The Rays have reveled in the difficult this season, forging their reputation by showing their resiliency and resolve in the most challenging of situations. Now they'll need to muster all of that, and more, to keep their amazing World Series season from ending badly. After an uninspired and uncharacteristic effort in a 10-2 loss to the Phillies in Game 4 Sunday, the Rays find themselves in treacherous territory, trailing 3-1 in the best-of-seven series and having to win three consecutive games. Of the 42 previous teams falling behind 3-1, only six have rallied to win, most recently the 1985 Royals, over the Cardinals. "We just need something to recapture the momentum of this whole thing," Rays manager Joe Maddon said. "If we can just get that moment, we can turn this thing right around. I believe that. But we have to recapture that momentum somehow. We've been there. We just went through that whole thing (with Boston in the ALCS). But I don't want them thinking about winning three games in a row. I want them thinking about winning (tonight's) game."

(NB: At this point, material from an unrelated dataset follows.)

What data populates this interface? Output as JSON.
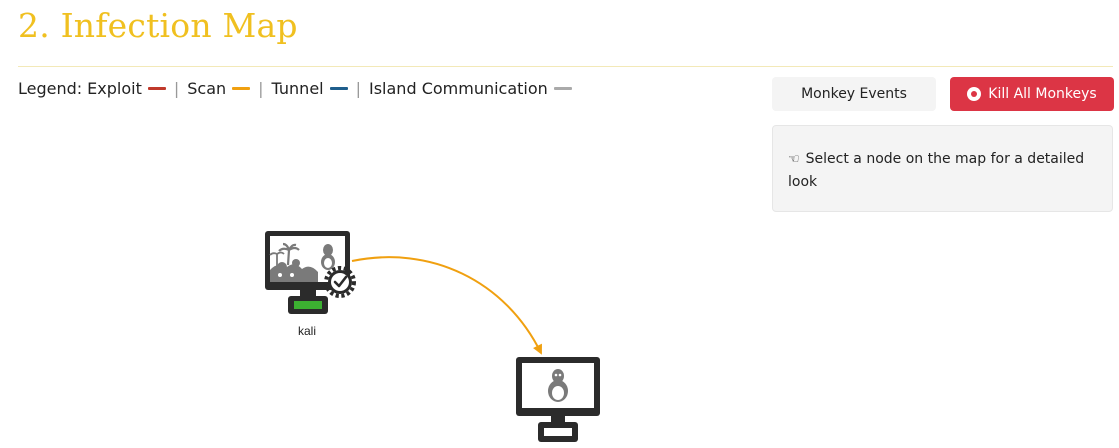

That may be the toughest one, though, as the Rays have to play again in front of the hostile Philadelphia crowd, and they have to play against the hottest pitcher in the postseason, Phillies left-hander Cole Hamels, 4-0 with a 1.55 ERA in four starts, including an impressive Game 1 win. The Rays will start their own young lefty, Scott Kazmir. If they win, the Series returns to St. Petersburg for Game 6 on Wednesday and, possibly, Game 7 Thursday.
"To say I'm not worried would be wrong to say. But we've played for our lives before, we've played the win-or-go-home type of game (in Game 7 of the ALCS),'' said struggling rookie Evan Longoria, wearing a Superman T-shirt. "So we'll be excited to play (tonight) and come out here as a group of 25 and try to get it done."
"Down 3-1? It's been done before, we know that, so we can't say we're out," veteran Carl Crawford said. "We'll try to come back, fight hard (tonight), try to get that win and bring it back to Tampa (Bay). …
"This is definitely a big challenge. I think everybody here in the locker room is looking forward to it. We definitely don't want to lose the Series like this.'' Sunday's loss featured some uncharacteristic play by the Rays: poor pitching, as starter Andy Sonnanstine lasted only four innings, and sloppy defense, as a pair of errors by second baseman Akinori Iwamura led to two Philadelphia runs.
And there continued to be a huge hole in the middle of their lineup as Carlos Pena, who hasn't had a hit since Game 5 of the ALCS, went 0-for-3 to extend his Series hitless streak to 0-for-13, and Longoria went 0-for-4 with three more strikeouts, making him 0-for-16 with nine strikeouts. As a team, they have a .187 average and only six extra-base hits.
"When you don't hit, it infiltrates other things you do,'' Maddon said. "I'm sure it's weighing on some guys a bit.''
"We haven't been playing our game," Crawford said. "The timely hitting hasn't been there. The defense has been a little shaky. The pitching's been a little shaky. Everybody knows that's not the way we played. We've got to get back to what we're doing well."
There also was some intrigue, and potential controversy, as Maddon raised the question of whether Phillies starter Joe Blanton was using an illegal substance.
But the Rays had more troubles than that.
In the first inning, it was a leadoff double by Jimmy Rollins; a bad call by third-base umpire and crew chief Tim Welke, who ruled Rollins was safe getting back to third on a fielder's choice grounder despite a clear tag on the backside by Longoria; and the first career bases-loaded walk by Sonnanstine, who was uncharacteristically not sharp.
The third and fourth innings started with errors by Iwamura, the first two-error game of his career. The first led to one run, the second to a three-run homer by Ryan Howard as the Phillies started playing rough. They hit three more — by Blanton, Jayson Werth and another by Howard.
The Rays got their only runs on solo homers, by Crawford and a pinch-hit shot by Eric Hinske. It was their 25th homer of the postseason, the most by an American League team and matching the 2004 Astros for second-most. The 2002 Giants hit 27.
Tonight, they need to do more.
"I want the ball, definitely,'' Kazmir said. "It's going to be a tough game. They got their best guy out there. It's do or die for us. We know that.''
Marc Topkin can be reached at firstname.lastname@example.org